*** Records Section Begins ***
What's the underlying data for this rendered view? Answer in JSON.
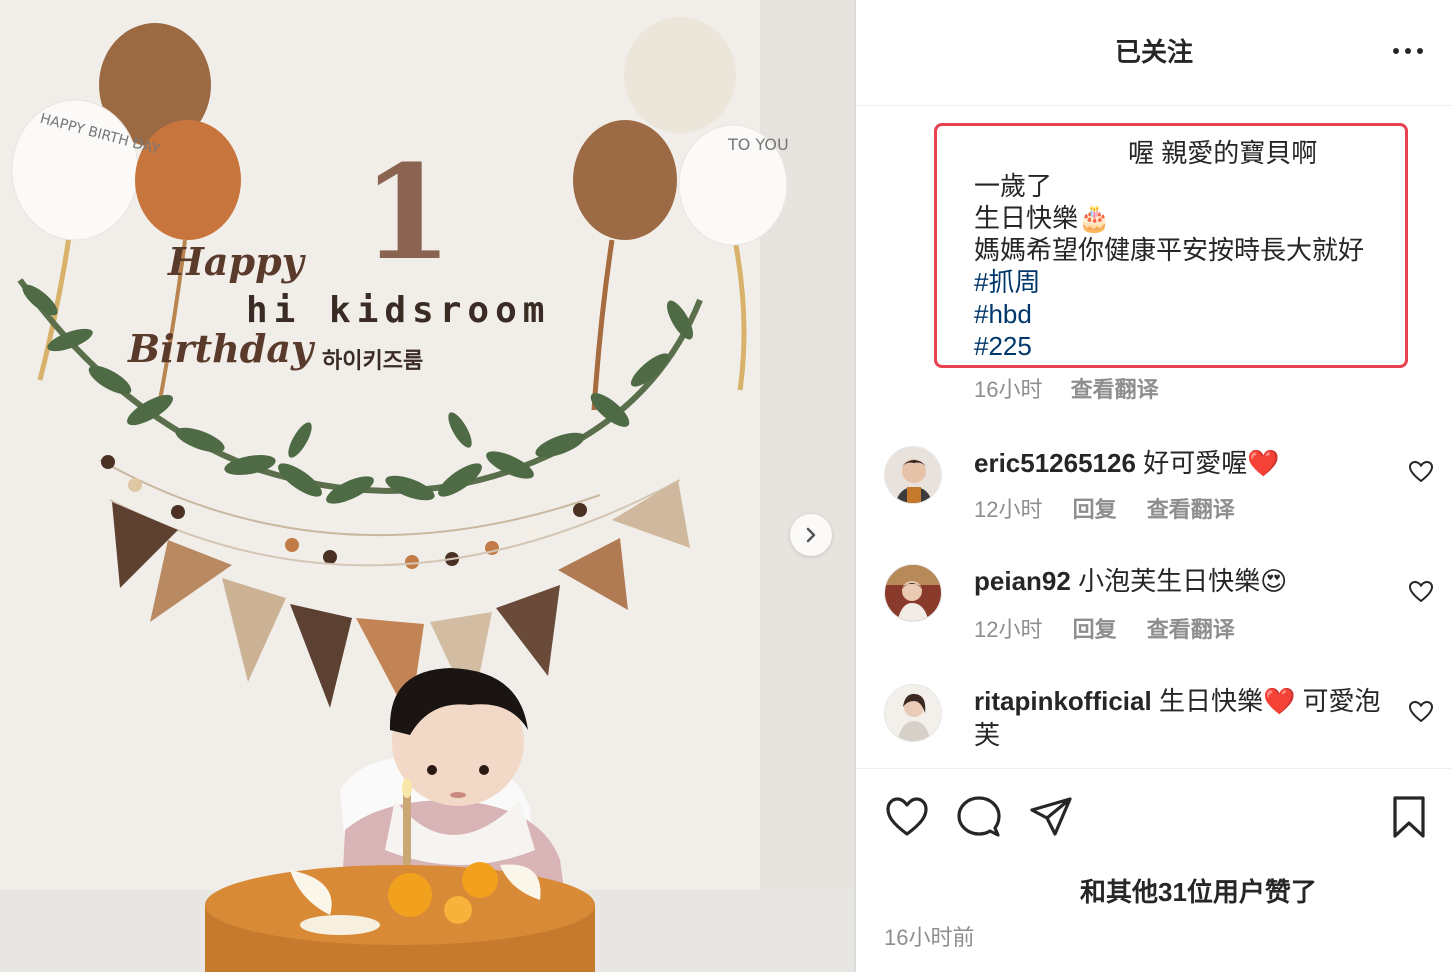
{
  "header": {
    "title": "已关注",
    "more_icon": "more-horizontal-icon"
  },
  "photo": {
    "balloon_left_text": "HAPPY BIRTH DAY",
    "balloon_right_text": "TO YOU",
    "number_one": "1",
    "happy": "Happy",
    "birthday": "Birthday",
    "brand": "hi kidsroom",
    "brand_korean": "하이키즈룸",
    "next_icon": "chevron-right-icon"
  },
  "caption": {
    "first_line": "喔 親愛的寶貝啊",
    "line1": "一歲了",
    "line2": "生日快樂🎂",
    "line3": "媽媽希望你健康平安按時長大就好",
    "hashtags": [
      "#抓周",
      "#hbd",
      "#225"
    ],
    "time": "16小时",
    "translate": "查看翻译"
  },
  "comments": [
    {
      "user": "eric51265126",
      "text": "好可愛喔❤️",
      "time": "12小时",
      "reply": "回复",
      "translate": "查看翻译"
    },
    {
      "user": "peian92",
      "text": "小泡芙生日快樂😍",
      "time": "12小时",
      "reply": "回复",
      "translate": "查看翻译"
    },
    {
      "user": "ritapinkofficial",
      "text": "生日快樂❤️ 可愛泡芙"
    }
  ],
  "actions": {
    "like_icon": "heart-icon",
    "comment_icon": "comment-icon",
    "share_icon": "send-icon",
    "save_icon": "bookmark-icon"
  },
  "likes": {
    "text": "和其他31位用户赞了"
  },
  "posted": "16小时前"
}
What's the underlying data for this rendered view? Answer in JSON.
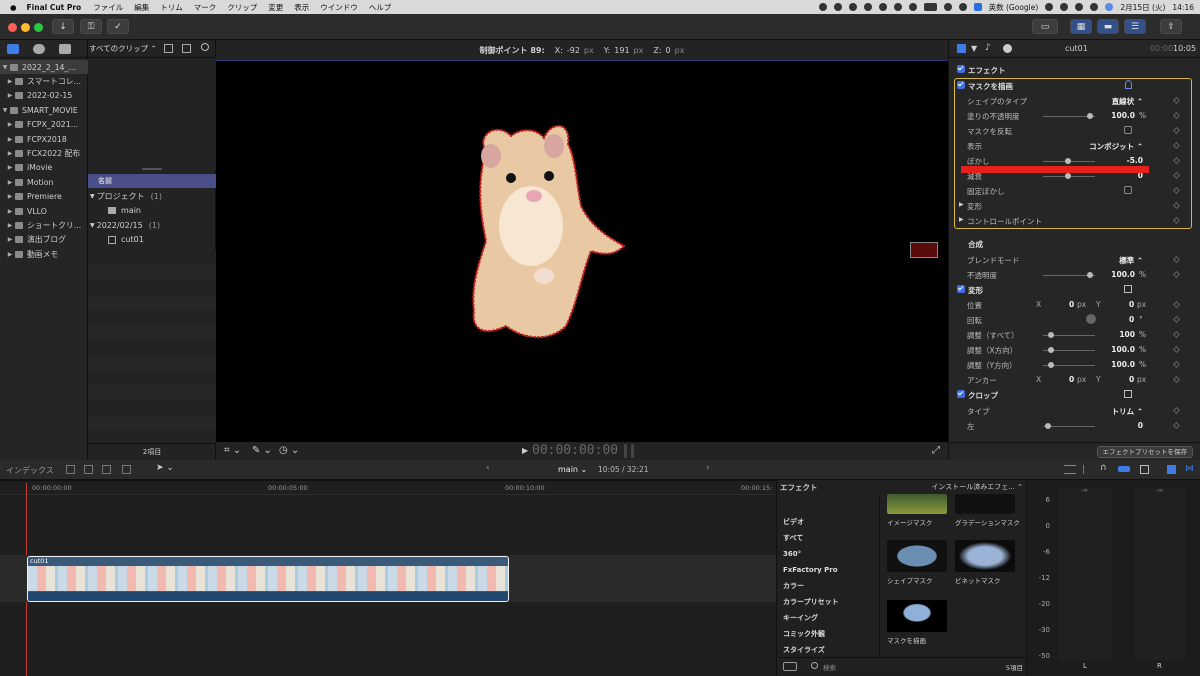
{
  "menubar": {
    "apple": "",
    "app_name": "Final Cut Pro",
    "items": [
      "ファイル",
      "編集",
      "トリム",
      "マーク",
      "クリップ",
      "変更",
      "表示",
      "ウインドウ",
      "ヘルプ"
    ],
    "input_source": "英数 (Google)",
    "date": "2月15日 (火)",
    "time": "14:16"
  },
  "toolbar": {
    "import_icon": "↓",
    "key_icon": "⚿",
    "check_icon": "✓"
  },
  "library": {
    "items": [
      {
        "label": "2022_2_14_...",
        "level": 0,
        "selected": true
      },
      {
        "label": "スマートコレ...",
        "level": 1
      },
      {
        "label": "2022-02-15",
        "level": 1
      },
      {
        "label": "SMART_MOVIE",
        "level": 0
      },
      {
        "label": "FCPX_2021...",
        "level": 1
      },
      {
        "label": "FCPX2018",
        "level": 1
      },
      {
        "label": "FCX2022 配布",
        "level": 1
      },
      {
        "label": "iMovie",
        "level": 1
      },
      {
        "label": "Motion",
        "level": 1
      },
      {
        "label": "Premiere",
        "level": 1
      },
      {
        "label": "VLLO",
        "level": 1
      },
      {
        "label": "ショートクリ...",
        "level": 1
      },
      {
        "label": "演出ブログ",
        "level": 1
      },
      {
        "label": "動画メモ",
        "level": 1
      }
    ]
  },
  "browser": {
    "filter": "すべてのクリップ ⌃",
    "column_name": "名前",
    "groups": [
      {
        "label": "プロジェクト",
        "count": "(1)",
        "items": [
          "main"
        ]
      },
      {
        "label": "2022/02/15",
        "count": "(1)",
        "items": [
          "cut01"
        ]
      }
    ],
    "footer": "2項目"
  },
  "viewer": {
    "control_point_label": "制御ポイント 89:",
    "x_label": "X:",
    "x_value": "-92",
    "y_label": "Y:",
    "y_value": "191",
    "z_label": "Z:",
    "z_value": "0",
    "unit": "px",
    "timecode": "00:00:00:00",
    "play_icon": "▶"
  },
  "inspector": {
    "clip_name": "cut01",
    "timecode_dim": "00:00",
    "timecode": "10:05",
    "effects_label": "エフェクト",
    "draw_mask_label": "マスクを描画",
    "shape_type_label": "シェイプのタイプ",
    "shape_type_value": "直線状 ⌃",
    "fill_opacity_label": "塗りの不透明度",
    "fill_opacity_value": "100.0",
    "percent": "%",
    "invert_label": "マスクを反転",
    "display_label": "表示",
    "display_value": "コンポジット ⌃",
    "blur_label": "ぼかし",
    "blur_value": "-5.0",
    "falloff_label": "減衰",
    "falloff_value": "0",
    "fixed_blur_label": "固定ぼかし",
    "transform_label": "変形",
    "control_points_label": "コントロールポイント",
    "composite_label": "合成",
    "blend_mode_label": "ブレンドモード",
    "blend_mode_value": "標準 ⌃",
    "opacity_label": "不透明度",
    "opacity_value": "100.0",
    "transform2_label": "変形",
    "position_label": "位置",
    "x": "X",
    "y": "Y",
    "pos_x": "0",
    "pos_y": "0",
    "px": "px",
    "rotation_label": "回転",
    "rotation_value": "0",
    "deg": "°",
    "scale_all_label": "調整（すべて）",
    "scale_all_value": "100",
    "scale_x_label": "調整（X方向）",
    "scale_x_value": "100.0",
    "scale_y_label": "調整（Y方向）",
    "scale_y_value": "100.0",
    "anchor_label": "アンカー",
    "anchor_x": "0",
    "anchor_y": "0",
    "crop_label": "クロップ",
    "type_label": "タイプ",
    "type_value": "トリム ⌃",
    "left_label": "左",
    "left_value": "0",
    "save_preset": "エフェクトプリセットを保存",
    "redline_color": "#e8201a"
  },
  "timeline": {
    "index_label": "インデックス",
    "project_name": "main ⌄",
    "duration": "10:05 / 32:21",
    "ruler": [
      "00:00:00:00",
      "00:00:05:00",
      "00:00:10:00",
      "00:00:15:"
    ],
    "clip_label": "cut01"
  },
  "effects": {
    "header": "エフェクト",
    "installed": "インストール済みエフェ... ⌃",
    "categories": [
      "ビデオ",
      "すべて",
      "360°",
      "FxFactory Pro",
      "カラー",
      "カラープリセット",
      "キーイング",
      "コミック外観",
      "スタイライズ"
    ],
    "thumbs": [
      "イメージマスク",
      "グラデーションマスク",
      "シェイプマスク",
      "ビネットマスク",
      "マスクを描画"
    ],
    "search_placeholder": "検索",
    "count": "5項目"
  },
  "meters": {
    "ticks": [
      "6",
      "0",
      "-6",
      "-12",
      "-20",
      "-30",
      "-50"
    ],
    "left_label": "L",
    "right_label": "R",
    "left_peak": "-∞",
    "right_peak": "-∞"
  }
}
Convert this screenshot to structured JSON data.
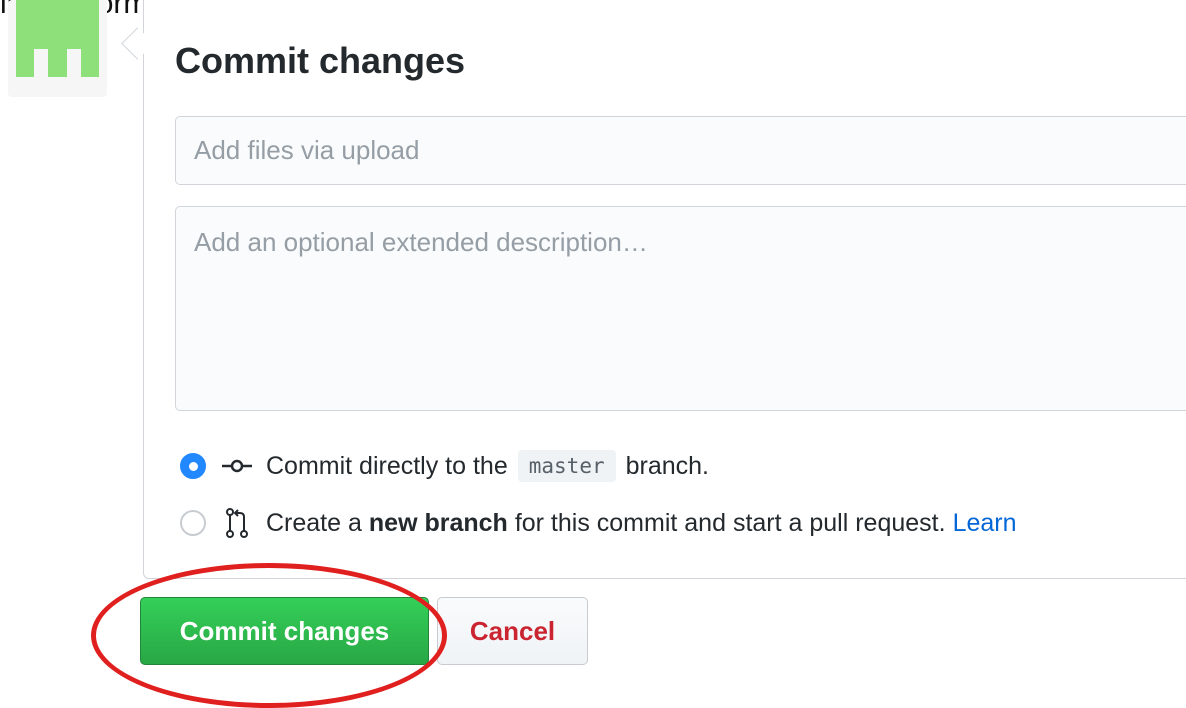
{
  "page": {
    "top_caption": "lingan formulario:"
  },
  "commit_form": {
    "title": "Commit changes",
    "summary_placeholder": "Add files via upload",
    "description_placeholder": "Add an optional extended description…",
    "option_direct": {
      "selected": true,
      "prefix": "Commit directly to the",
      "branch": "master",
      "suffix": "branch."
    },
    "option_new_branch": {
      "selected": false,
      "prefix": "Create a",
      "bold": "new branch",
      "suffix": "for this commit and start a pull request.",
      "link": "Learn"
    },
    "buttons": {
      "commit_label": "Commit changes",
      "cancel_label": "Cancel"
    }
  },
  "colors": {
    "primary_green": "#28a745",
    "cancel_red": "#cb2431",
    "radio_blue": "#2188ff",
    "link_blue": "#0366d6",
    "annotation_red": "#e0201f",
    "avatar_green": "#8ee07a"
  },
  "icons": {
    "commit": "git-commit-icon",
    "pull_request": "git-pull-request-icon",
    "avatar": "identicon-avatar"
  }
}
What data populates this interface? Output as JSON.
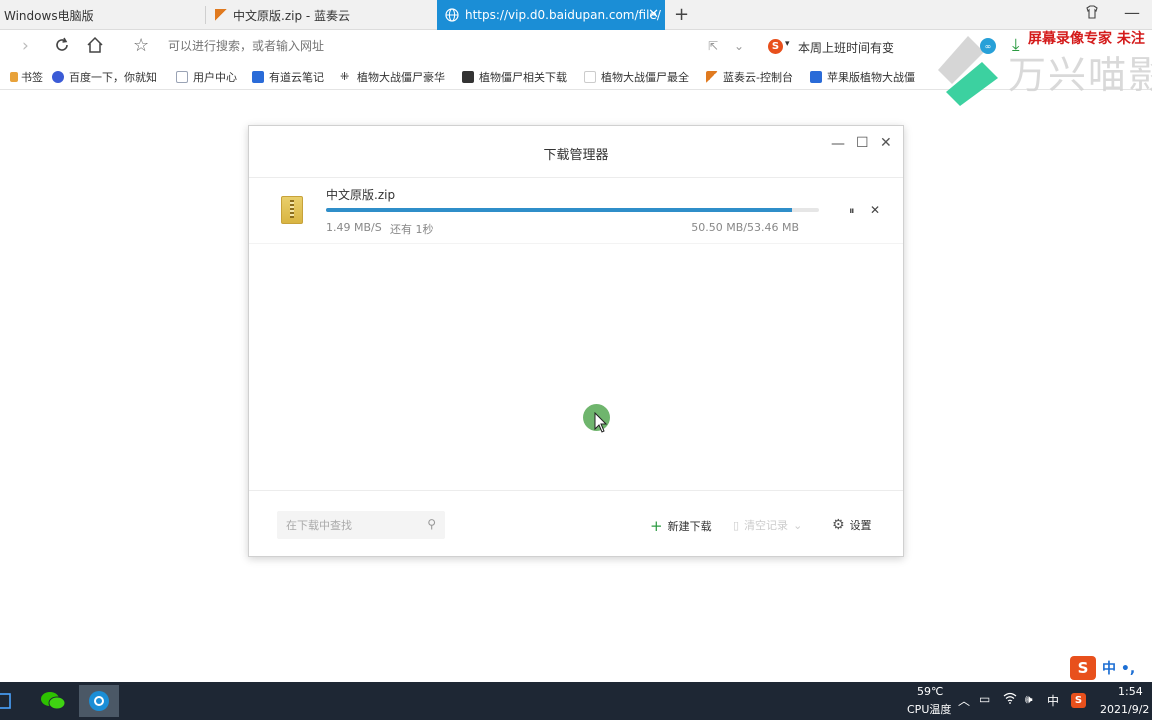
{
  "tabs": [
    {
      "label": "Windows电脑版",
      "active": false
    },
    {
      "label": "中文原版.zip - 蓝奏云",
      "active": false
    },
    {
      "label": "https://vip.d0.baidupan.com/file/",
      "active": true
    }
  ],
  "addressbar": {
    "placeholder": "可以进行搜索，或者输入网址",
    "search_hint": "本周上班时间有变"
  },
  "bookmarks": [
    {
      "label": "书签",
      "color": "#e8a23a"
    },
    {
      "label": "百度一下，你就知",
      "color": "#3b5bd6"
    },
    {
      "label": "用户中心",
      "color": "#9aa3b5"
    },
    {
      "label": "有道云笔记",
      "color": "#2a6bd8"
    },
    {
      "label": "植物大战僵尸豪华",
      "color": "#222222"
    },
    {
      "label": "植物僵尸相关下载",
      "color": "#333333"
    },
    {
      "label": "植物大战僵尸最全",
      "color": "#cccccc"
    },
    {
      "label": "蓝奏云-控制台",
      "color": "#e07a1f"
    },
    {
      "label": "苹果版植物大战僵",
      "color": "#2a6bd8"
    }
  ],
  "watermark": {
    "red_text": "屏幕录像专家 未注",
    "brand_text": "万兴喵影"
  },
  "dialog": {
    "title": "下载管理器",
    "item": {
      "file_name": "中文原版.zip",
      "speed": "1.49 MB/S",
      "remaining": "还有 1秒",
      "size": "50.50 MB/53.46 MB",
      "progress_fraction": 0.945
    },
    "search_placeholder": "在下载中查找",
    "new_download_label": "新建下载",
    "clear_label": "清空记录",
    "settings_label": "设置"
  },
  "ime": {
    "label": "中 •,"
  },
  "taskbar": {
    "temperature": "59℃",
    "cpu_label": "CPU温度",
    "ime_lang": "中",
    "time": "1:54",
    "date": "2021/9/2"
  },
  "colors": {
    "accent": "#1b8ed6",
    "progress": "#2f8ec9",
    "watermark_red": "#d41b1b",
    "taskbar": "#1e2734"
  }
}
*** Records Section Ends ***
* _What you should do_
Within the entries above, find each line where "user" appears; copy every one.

* _Written solution_
      "user": "eric51265126",
      "user": "peian92",
      "user": "ritapinkofficial",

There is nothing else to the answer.